“Model Sacramento” seeks to develop an alternative environmental aesthetics for architecture in the design of a new California EPA building on the Capitol Mall in Sacramento.
The existing CAL/EPA headquarters building is billed as one of the largest LEED-Platinum buildings in the United States. The contrast between its highly conventional organization and appearance and its technically certified green efficiency is emblematic of California’s governing position on environmental policy, in which pollution, carbon emissions, and waste are depicted as products of a yet-to-be optimized technical project of environmental engineering rather than a political project of representation. As such, it is hidden from view and its proponents tout such architecture’s ability to reproduce the status quo of conventional building; to sweep the “green” aspects out of sight, behind the veil. Such an approach effectively dematerializes the building; it reduces architecture to a problem of management rather than material.

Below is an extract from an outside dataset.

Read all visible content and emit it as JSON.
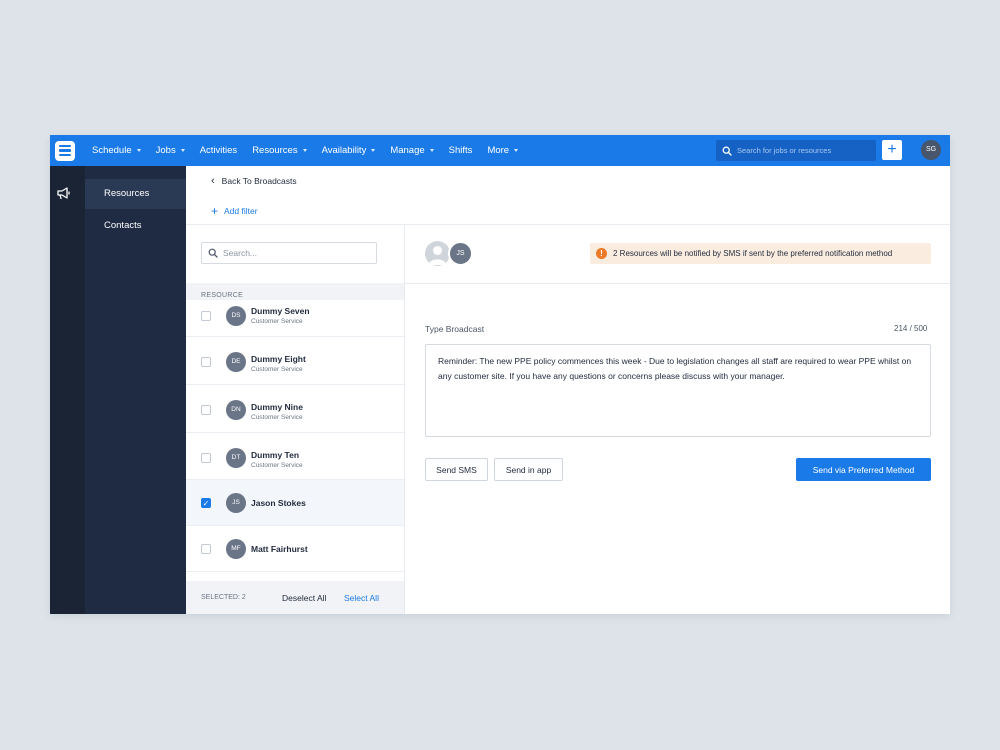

Materially driven green architecture, on the other hand, seeks to index the building’s participation in material ecologies by pursuing visibly composite assemblies of identifiable objects or materials. In working through the scalar problems inherent to using extra-architectural as-found objects as both building materials and modeling materials, this thesis seeks to move away from the standardized abstraction of commodity materials (which the modern architect is assumed to treat as a kind of translational medium through which to project absolute ideas of abstract space) and instead toward the messily contingent specifics of as-found objecthood.